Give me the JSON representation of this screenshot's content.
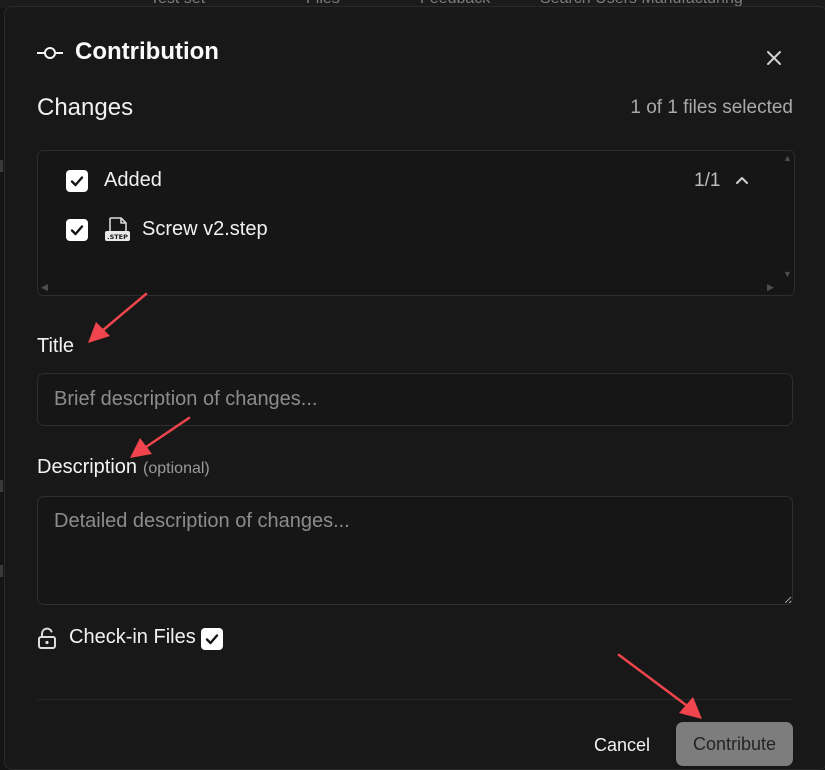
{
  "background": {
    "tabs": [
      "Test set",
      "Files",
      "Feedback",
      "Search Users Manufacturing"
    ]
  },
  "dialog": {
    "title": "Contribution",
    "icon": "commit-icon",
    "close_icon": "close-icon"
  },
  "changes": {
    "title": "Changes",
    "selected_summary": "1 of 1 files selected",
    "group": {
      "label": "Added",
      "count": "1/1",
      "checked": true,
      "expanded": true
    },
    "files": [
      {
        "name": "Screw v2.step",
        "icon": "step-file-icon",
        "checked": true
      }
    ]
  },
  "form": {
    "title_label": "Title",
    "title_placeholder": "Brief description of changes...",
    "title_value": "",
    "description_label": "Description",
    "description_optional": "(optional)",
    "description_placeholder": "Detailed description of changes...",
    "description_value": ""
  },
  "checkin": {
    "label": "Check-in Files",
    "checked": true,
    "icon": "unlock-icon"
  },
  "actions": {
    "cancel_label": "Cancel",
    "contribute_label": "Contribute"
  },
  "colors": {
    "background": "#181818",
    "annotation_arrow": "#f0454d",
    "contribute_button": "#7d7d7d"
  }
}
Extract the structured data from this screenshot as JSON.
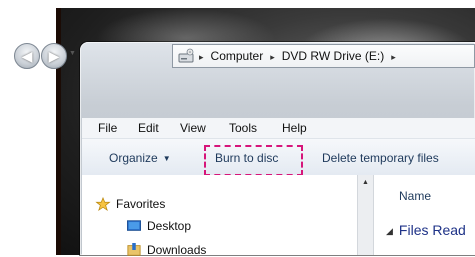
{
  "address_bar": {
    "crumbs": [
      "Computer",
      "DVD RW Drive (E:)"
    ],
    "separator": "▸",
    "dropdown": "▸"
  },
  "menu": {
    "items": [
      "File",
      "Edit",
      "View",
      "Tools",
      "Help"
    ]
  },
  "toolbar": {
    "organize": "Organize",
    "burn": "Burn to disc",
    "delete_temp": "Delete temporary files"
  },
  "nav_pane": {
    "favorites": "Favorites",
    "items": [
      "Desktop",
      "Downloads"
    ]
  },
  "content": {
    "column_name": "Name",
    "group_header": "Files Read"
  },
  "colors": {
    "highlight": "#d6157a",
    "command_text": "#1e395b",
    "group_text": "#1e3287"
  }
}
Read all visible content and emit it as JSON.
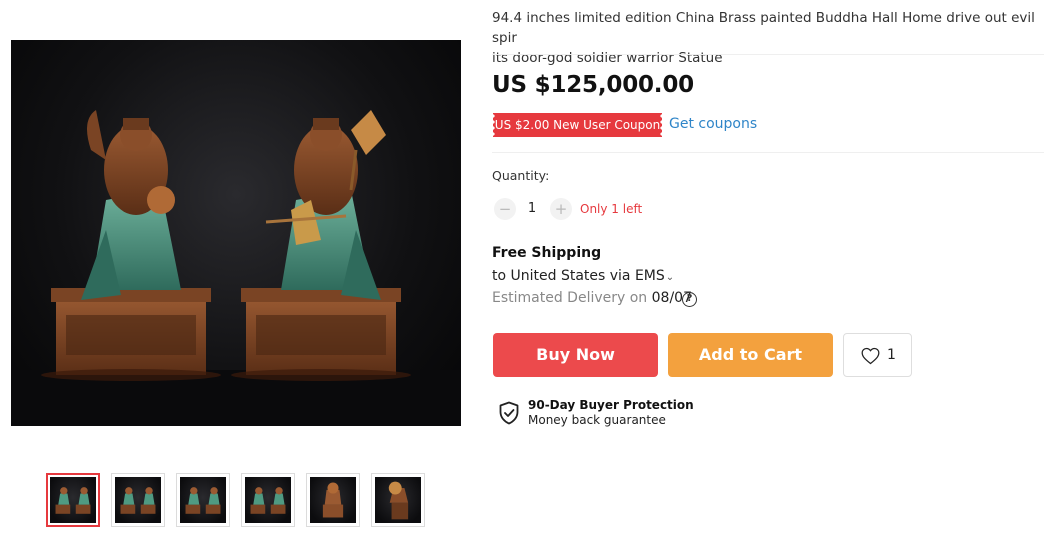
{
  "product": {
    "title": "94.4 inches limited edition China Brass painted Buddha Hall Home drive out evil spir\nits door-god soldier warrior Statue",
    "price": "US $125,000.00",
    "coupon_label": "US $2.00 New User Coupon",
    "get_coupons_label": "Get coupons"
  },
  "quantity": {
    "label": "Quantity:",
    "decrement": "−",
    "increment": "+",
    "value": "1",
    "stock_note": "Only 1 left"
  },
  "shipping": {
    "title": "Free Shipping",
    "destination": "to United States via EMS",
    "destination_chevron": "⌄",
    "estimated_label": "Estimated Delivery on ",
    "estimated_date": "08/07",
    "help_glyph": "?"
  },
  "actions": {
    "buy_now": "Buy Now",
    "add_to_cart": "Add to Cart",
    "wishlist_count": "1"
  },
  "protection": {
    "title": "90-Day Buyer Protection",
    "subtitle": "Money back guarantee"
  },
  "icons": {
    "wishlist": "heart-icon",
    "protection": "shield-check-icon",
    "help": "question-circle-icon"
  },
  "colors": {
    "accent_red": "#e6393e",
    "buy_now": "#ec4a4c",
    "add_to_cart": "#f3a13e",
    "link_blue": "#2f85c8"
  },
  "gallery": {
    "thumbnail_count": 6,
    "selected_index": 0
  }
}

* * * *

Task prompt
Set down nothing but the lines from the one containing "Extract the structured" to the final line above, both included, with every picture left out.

Task output
Extract the structured data from this screenshot as JSON.
{
  "address_bar": {
    "crumbs": [
      "Computer",
      "DVD RW Drive (E:)"
    ],
    "separator": "▸",
    "dropdown": "▸"
  },
  "menu": {
    "items": [
      "File",
      "Edit",
      "View",
      "Tools",
      "Help"
    ]
  },
  "toolbar": {
    "organize": "Organize",
    "burn": "Burn to disc",
    "delete_temp": "Delete temporary files"
  },
  "nav_pane": {
    "favorites": "Favorites",
    "items": [
      "Desktop",
      "Downloads"
    ]
  },
  "content": {
    "column_name": "Name",
    "group_header": "Files Read"
  },
  "colors": {
    "highlight": "#d6157a",
    "command_text": "#1e395b",
    "group_text": "#1e3287"
  }
}
Read all visible content and emit it as JSON.
{
  "product": {
    "title": "94.4 inches limited edition China Brass painted Buddha Hall Home drive out evil spir\nits door-god soldier warrior Statue",
    "price": "US $125,000.00",
    "coupon_label": "US $2.00 New User Coupon",
    "get_coupons_label": "Get coupons"
  },
  "quantity": {
    "label": "Quantity:",
    "decrement": "−",
    "increment": "+",
    "value": "1",
    "stock_note": "Only 1 left"
  },
  "shipping": {
    "title": "Free Shipping",
    "destination": "to United States via EMS",
    "destination_chevron": "⌄",
    "estimated_label": "Estimated Delivery on ",
    "estimated_date": "08/07",
    "help_glyph": "?"
  },
  "actions": {
    "buy_now": "Buy Now",
    "add_to_cart": "Add to Cart",
    "wishlist_count": "1"
  },
  "protection": {
    "title": "90-Day Buyer Protection",
    "subtitle": "Money back guarantee"
  },
  "icons": {
    "wishlist": "heart-icon",
    "protection": "shield-check-icon",
    "help": "question-circle-icon"
  },
  "colors": {
    "accent_red": "#e6393e",
    "buy_now": "#ec4a4c",
    "add_to_cart": "#f3a13e",
    "link_blue": "#2f85c8"
  },
  "gallery": {
    "thumbnail_count": 6,
    "selected_index": 0
  }
}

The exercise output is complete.